■ ACTIVITY:
The expected output is the data below, character for character, without its pictures.

----

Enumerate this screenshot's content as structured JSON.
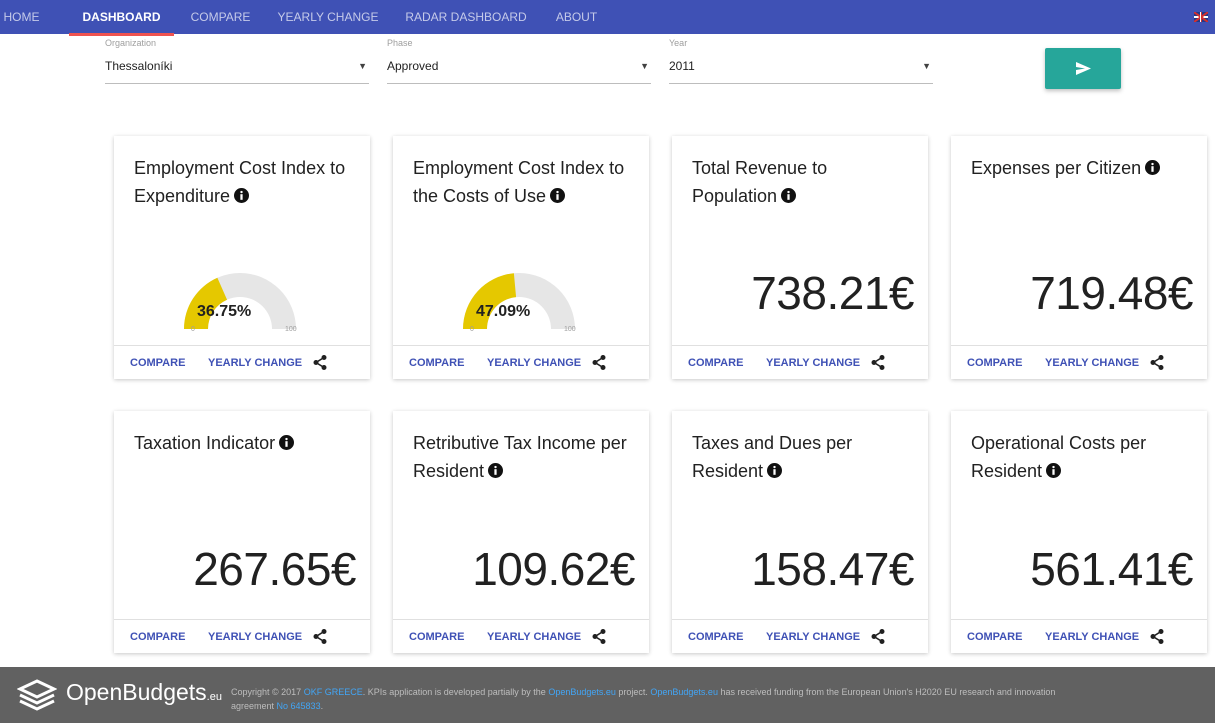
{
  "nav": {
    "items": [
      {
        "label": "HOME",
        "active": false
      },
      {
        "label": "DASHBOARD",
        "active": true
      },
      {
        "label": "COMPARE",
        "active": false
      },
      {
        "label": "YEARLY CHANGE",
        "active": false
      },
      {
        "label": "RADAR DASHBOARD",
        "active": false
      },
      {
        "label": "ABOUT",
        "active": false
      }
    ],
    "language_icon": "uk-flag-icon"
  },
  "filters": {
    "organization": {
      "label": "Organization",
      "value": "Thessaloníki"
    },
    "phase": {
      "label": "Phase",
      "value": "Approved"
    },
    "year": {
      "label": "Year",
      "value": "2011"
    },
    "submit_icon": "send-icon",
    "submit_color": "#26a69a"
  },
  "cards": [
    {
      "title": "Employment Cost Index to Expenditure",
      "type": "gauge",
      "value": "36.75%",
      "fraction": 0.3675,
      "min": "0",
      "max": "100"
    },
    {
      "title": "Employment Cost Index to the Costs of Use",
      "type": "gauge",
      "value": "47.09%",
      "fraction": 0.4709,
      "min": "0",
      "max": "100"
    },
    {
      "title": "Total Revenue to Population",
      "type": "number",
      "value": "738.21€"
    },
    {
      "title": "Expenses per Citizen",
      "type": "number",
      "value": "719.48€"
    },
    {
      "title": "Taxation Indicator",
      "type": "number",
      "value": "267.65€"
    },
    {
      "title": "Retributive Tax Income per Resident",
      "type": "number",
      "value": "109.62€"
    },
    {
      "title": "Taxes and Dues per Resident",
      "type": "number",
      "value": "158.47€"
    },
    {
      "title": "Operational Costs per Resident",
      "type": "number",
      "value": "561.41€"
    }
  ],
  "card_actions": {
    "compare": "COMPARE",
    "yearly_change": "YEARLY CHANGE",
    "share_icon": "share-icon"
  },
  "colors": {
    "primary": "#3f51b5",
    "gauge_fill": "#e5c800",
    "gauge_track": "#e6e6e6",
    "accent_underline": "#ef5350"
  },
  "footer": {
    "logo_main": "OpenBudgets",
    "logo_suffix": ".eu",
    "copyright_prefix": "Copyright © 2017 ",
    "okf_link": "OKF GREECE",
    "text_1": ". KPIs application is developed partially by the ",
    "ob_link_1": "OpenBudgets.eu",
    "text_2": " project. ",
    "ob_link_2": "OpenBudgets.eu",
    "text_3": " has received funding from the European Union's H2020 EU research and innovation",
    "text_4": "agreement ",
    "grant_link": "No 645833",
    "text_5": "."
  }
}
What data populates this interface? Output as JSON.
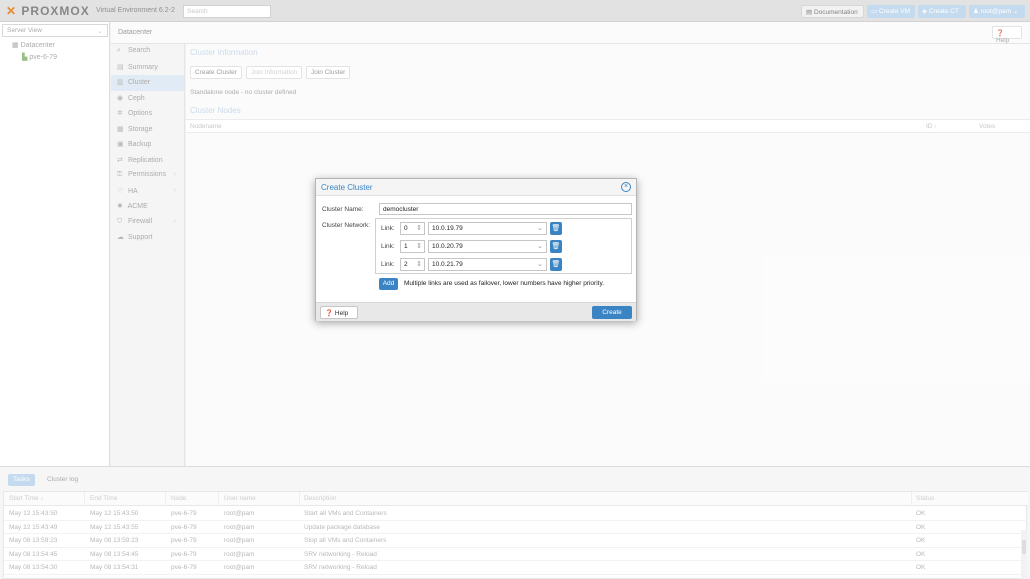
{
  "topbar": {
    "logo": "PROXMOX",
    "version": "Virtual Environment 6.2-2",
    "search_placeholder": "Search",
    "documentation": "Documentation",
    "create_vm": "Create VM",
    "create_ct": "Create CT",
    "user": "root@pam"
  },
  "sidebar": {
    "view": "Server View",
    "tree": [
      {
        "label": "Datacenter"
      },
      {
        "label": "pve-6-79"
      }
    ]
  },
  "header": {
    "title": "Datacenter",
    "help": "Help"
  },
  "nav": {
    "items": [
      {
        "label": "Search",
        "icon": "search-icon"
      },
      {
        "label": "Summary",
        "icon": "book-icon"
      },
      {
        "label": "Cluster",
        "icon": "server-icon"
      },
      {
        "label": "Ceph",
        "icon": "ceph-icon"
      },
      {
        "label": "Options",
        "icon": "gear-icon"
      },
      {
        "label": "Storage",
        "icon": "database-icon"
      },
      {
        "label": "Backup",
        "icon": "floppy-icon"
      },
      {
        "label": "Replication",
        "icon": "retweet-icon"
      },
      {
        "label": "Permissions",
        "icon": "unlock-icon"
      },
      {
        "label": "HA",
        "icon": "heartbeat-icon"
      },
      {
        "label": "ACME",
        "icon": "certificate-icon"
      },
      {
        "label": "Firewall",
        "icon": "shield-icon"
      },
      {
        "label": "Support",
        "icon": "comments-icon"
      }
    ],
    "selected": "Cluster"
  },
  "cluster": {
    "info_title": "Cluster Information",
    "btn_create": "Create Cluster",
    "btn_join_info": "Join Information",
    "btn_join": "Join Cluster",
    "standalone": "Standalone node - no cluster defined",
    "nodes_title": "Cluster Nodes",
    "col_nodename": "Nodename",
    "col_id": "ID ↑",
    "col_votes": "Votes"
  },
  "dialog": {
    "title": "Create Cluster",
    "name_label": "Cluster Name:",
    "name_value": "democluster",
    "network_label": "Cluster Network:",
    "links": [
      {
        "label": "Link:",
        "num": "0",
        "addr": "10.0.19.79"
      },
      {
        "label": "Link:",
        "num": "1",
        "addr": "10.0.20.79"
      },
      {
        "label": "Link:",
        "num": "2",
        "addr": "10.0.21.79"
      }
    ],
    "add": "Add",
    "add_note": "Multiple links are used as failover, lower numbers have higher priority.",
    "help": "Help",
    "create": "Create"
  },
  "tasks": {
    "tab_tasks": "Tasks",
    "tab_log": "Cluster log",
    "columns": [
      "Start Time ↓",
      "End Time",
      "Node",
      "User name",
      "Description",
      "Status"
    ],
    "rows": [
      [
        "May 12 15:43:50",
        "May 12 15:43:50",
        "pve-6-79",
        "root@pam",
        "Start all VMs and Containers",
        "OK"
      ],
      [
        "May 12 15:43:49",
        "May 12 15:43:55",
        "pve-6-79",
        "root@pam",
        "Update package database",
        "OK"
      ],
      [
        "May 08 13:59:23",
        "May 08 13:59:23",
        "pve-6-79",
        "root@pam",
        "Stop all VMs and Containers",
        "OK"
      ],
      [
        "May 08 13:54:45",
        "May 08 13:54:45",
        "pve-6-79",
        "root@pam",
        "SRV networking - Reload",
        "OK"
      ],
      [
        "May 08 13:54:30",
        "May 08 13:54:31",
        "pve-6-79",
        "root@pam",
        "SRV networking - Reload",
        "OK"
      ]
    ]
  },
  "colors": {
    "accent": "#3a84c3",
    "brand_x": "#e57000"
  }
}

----

■ YOUR SOLUTION:
Enumerate this screenshot's content as structured JSON.
{
  "nav": {
    "items": [
      {
        "label": "HOME",
        "active": false
      },
      {
        "label": "DASHBOARD",
        "active": true
      },
      {
        "label": "COMPARE",
        "active": false
      },
      {
        "label": "YEARLY CHANGE",
        "active": false
      },
      {
        "label": "RADAR DASHBOARD",
        "active": false
      },
      {
        "label": "ABOUT",
        "active": false
      }
    ],
    "language_icon": "uk-flag-icon"
  },
  "filters": {
    "organization": {
      "label": "Organization",
      "value": "Thessaloníki"
    },
    "phase": {
      "label": "Phase",
      "value": "Approved"
    },
    "year": {
      "label": "Year",
      "value": "2011"
    },
    "submit_icon": "send-icon",
    "submit_color": "#26a69a"
  },
  "cards": [
    {
      "title": "Employment Cost Index to Expenditure",
      "type": "gauge",
      "value": "36.75%",
      "fraction": 0.3675,
      "min": "0",
      "max": "100"
    },
    {
      "title": "Employment Cost Index to the Costs of Use",
      "type": "gauge",
      "value": "47.09%",
      "fraction": 0.4709,
      "min": "0",
      "max": "100"
    },
    {
      "title": "Total Revenue to Population",
      "type": "number",
      "value": "738.21€"
    },
    {
      "title": "Expenses per Citizen",
      "type": "number",
      "value": "719.48€"
    },
    {
      "title": "Taxation Indicator",
      "type": "number",
      "value": "267.65€"
    },
    {
      "title": "Retributive Tax Income per Resident",
      "type": "number",
      "value": "109.62€"
    },
    {
      "title": "Taxes and Dues per Resident",
      "type": "number",
      "value": "158.47€"
    },
    {
      "title": "Operational Costs per Resident",
      "type": "number",
      "value": "561.41€"
    }
  ],
  "card_actions": {
    "compare": "COMPARE",
    "yearly_change": "YEARLY CHANGE",
    "share_icon": "share-icon"
  },
  "colors": {
    "primary": "#3f51b5",
    "gauge_fill": "#e5c800",
    "gauge_track": "#e6e6e6",
    "accent_underline": "#ef5350"
  },
  "footer": {
    "logo_main": "OpenBudgets",
    "logo_suffix": ".eu",
    "copyright_prefix": "Copyright © 2017 ",
    "okf_link": "OKF GREECE",
    "text_1": ". KPIs application is developed partially by the ",
    "ob_link_1": "OpenBudgets.eu",
    "text_2": " project. ",
    "ob_link_2": "OpenBudgets.eu",
    "text_3": " has received funding from the European Union's H2020 EU research and innovation",
    "text_4": "agreement ",
    "grant_link": "No 645833",
    "text_5": "."
  }
}
What data populates this interface? Output as JSON.
{
  "topbar": {
    "logo": "PROXMOX",
    "version": "Virtual Environment 6.2-2",
    "search_placeholder": "Search",
    "documentation": "Documentation",
    "create_vm": "Create VM",
    "create_ct": "Create CT",
    "user": "root@pam"
  },
  "sidebar": {
    "view": "Server View",
    "tree": [
      {
        "label": "Datacenter"
      },
      {
        "label": "pve-6-79"
      }
    ]
  },
  "header": {
    "title": "Datacenter",
    "help": "Help"
  },
  "nav": {
    "items": [
      {
        "label": "Search",
        "icon": "search-icon"
      },
      {
        "label": "Summary",
        "icon": "book-icon"
      },
      {
        "label": "Cluster",
        "icon": "server-icon"
      },
      {
        "label": "Ceph",
        "icon": "ceph-icon"
      },
      {
        "label": "Options",
        "icon": "gear-icon"
      },
      {
        "label": "Storage",
        "icon": "database-icon"
      },
      {
        "label": "Backup",
        "icon": "floppy-icon"
      },
      {
        "label": "Replication",
        "icon": "retweet-icon"
      },
      {
        "label": "Permissions",
        "icon": "unlock-icon"
      },
      {
        "label": "HA",
        "icon": "heartbeat-icon"
      },
      {
        "label": "ACME",
        "icon": "certificate-icon"
      },
      {
        "label": "Firewall",
        "icon": "shield-icon"
      },
      {
        "label": "Support",
        "icon": "comments-icon"
      }
    ],
    "selected": "Cluster"
  },
  "cluster": {
    "info_title": "Cluster Information",
    "btn_create": "Create Cluster",
    "btn_join_info": "Join Information",
    "btn_join": "Join Cluster",
    "standalone": "Standalone node - no cluster defined",
    "nodes_title": "Cluster Nodes",
    "col_nodename": "Nodename",
    "col_id": "ID ↑",
    "col_votes": "Votes"
  },
  "dialog": {
    "title": "Create Cluster",
    "name_label": "Cluster Name:",
    "name_value": "democluster",
    "network_label": "Cluster Network:",
    "links": [
      {
        "label": "Link:",
        "num": "0",
        "addr": "10.0.19.79"
      },
      {
        "label": "Link:",
        "num": "1",
        "addr": "10.0.20.79"
      },
      {
        "label": "Link:",
        "num": "2",
        "addr": "10.0.21.79"
      }
    ],
    "add": "Add",
    "add_note": "Multiple links are used as failover, lower numbers have higher priority.",
    "help": "Help",
    "create": "Create"
  },
  "tasks": {
    "tab_tasks": "Tasks",
    "tab_log": "Cluster log",
    "columns": [
      "Start Time ↓",
      "End Time",
      "Node",
      "User name",
      "Description",
      "Status"
    ],
    "rows": [
      [
        "May 12 15:43:50",
        "May 12 15:43:50",
        "pve-6-79",
        "root@pam",
        "Start all VMs and Containers",
        "OK"
      ],
      [
        "May 12 15:43:49",
        "May 12 15:43:55",
        "pve-6-79",
        "root@pam",
        "Update package database",
        "OK"
      ],
      [
        "May 08 13:59:23",
        "May 08 13:59:23",
        "pve-6-79",
        "root@pam",
        "Stop all VMs and Containers",
        "OK"
      ],
      [
        "May 08 13:54:45",
        "May 08 13:54:45",
        "pve-6-79",
        "root@pam",
        "SRV networking - Reload",
        "OK"
      ],
      [
        "May 08 13:54:30",
        "May 08 13:54:31",
        "pve-6-79",
        "root@pam",
        "SRV networking - Reload",
        "OK"
      ]
    ]
  },
  "colors": {
    "accent": "#3a84c3",
    "brand_x": "#e57000"
  }
}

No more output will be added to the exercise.